INSTRUCTIONS TO FOLLOW: Go through the entries that follow and count every line with the string "Trigger". Reply with the number only.

INPUT DATA:
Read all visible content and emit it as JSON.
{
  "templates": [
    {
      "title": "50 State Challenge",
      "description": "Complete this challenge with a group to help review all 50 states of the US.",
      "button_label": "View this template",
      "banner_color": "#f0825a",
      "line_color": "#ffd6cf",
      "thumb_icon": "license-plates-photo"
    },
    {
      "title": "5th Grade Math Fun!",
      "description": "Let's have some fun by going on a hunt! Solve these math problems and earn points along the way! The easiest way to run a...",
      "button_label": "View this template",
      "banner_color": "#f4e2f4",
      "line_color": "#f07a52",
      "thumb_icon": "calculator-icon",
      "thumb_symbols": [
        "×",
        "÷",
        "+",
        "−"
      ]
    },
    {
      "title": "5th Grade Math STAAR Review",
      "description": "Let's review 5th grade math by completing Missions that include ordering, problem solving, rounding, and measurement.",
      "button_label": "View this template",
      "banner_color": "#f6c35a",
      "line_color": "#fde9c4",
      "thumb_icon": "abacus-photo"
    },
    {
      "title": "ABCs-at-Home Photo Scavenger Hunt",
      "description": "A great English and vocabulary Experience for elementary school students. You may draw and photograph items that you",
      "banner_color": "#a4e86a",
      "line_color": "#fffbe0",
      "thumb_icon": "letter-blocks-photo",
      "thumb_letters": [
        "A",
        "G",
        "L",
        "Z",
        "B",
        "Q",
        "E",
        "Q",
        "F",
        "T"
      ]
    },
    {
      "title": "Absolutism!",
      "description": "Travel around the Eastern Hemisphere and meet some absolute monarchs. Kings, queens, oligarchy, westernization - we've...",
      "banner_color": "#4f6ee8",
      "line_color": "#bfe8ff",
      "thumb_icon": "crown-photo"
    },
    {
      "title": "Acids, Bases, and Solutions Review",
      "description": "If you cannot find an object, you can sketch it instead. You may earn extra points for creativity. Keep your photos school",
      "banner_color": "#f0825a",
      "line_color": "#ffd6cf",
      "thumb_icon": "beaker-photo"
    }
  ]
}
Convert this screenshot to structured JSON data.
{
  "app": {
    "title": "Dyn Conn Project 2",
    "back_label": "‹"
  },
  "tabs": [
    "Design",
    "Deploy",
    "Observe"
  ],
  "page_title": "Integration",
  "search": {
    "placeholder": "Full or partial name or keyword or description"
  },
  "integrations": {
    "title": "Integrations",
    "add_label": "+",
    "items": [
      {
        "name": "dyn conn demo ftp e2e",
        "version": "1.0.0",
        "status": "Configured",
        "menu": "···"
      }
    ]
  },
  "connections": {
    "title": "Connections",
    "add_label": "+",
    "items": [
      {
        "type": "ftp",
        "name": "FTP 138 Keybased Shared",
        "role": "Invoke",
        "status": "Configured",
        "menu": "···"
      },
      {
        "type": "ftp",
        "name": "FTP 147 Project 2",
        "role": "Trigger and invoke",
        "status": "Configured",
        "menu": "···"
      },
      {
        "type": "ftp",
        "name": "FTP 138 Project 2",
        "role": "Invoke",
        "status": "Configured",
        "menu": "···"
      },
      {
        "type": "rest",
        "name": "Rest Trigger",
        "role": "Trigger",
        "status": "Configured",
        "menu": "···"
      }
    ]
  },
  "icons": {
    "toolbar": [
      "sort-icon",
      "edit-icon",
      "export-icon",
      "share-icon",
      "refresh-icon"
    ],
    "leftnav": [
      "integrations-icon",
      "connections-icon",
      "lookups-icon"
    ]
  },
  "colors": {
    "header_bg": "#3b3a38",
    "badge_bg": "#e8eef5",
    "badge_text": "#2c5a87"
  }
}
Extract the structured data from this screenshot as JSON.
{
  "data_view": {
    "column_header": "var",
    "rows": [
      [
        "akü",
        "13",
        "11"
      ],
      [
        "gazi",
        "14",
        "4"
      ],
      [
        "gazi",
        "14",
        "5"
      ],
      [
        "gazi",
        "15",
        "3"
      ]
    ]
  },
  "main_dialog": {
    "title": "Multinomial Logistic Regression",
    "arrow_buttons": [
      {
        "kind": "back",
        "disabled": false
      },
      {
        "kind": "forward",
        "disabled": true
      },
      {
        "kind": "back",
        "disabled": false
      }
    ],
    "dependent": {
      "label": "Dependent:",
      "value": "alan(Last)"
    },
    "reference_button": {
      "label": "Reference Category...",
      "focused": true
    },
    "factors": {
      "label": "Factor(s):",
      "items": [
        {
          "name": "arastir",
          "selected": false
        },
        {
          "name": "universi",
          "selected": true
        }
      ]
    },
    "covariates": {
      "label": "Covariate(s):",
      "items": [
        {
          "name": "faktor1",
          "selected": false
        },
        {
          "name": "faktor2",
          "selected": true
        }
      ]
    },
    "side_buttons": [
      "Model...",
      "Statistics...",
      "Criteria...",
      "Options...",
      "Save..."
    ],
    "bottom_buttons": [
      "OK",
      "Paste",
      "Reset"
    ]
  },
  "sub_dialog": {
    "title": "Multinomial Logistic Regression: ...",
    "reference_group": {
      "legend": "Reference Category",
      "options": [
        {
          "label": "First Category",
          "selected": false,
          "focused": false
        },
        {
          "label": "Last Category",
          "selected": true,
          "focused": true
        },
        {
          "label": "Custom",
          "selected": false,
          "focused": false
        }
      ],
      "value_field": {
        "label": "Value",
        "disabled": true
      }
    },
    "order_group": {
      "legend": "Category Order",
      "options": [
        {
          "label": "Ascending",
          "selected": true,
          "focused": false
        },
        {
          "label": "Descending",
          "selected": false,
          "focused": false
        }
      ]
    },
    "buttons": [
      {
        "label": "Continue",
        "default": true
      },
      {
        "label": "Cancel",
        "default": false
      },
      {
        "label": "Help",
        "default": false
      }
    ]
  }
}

ANSWER FOR THIS EXERCISE: 3